**Problem to work on:**
Filter the listing below, keeping every line that holds "false".
━━━ The data
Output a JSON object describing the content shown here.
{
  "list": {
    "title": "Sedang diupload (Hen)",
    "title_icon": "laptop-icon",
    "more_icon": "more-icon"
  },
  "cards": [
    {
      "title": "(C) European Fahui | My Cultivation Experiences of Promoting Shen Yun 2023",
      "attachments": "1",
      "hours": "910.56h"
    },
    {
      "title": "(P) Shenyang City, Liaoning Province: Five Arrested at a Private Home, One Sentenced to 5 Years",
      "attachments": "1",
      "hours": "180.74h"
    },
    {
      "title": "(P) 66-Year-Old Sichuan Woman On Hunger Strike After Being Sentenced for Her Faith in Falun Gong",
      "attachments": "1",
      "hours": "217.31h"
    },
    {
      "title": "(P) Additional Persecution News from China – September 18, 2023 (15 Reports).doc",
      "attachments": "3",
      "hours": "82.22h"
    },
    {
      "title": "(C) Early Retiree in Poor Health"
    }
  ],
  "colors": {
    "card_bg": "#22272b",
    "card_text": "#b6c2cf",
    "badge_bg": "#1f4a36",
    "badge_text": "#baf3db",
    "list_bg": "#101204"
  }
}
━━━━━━
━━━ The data
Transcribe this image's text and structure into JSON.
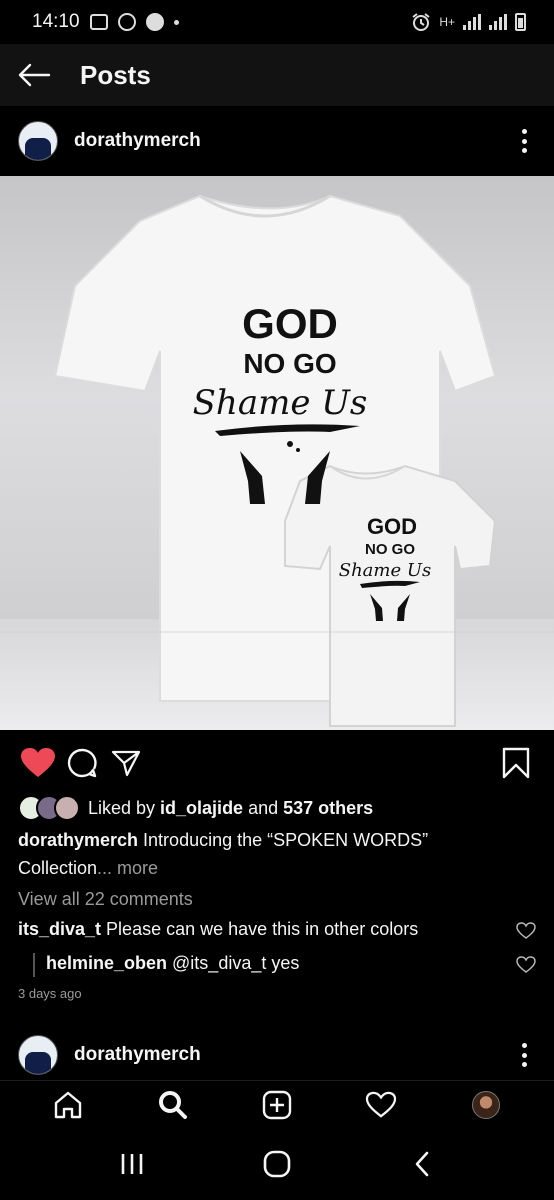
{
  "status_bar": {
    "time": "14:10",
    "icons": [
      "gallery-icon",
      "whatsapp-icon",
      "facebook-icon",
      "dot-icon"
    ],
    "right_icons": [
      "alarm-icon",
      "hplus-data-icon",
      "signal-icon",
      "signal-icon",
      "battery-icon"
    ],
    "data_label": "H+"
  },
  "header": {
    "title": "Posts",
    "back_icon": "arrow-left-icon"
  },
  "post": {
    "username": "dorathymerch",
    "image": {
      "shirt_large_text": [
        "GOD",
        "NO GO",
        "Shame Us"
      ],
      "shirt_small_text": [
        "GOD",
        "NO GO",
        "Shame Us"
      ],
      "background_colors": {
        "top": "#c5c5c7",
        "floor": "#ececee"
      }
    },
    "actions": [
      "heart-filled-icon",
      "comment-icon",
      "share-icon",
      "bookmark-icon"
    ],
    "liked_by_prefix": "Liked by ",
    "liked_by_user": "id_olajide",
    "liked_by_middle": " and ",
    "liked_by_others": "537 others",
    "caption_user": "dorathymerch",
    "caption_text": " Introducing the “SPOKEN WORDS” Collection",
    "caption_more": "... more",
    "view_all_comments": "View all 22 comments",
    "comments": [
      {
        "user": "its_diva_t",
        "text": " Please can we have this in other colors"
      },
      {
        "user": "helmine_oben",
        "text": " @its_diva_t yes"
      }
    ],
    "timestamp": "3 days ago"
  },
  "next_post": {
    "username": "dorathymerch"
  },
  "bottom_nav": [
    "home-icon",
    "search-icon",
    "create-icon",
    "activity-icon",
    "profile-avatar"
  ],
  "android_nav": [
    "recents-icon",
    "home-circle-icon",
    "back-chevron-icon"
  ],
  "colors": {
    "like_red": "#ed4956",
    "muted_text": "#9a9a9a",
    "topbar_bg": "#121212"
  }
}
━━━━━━
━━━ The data
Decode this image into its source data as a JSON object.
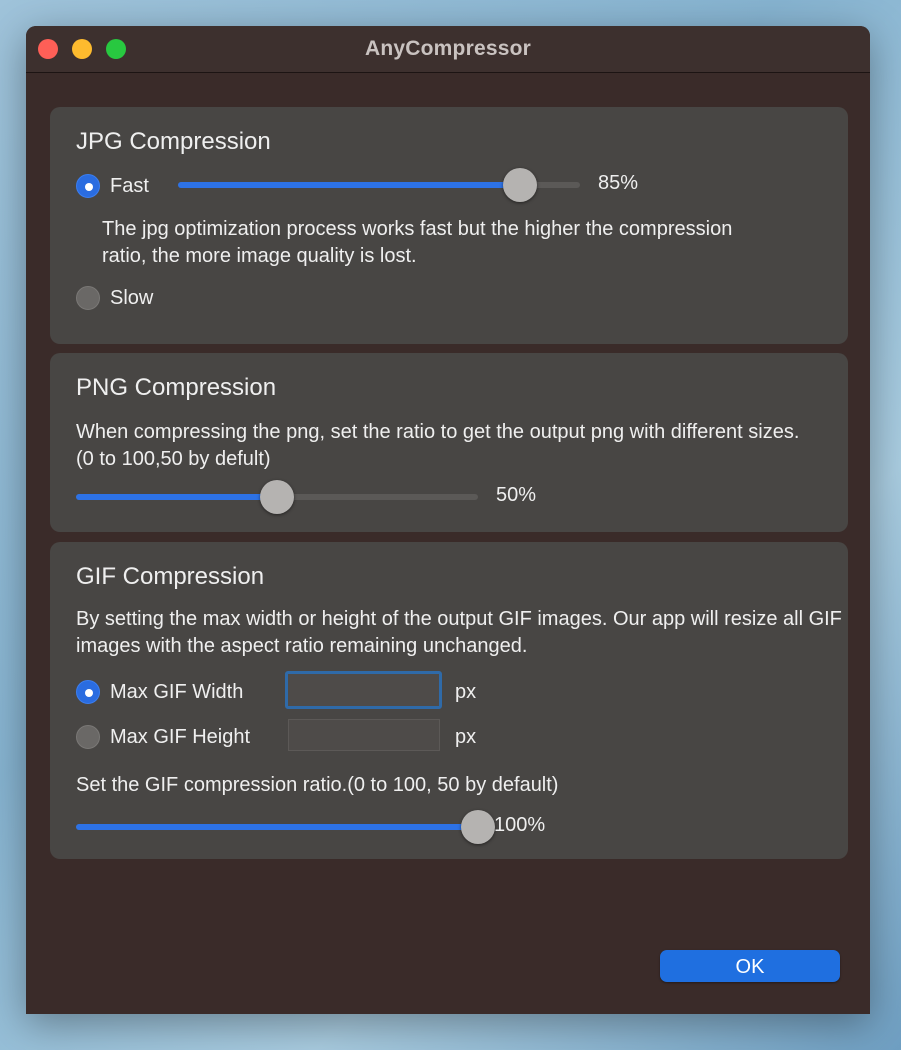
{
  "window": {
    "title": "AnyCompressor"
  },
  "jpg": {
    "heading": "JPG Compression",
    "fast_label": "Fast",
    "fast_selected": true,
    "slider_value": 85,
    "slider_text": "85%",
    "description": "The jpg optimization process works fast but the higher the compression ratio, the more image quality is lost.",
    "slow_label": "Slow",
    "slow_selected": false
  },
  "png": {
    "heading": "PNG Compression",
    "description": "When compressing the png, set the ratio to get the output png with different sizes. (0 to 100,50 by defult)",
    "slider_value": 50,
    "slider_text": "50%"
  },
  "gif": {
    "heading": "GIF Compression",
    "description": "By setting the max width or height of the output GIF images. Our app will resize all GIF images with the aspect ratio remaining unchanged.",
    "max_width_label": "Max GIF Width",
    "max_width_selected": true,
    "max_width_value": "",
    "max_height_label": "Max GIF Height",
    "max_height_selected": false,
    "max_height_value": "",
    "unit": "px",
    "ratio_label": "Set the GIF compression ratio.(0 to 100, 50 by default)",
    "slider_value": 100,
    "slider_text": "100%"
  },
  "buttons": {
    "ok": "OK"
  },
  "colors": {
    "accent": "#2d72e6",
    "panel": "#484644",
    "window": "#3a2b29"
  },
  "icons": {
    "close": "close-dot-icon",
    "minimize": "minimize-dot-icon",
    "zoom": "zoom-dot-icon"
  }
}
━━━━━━
**Your response:**
    "slow_selected": false
    "max_height_selected": false,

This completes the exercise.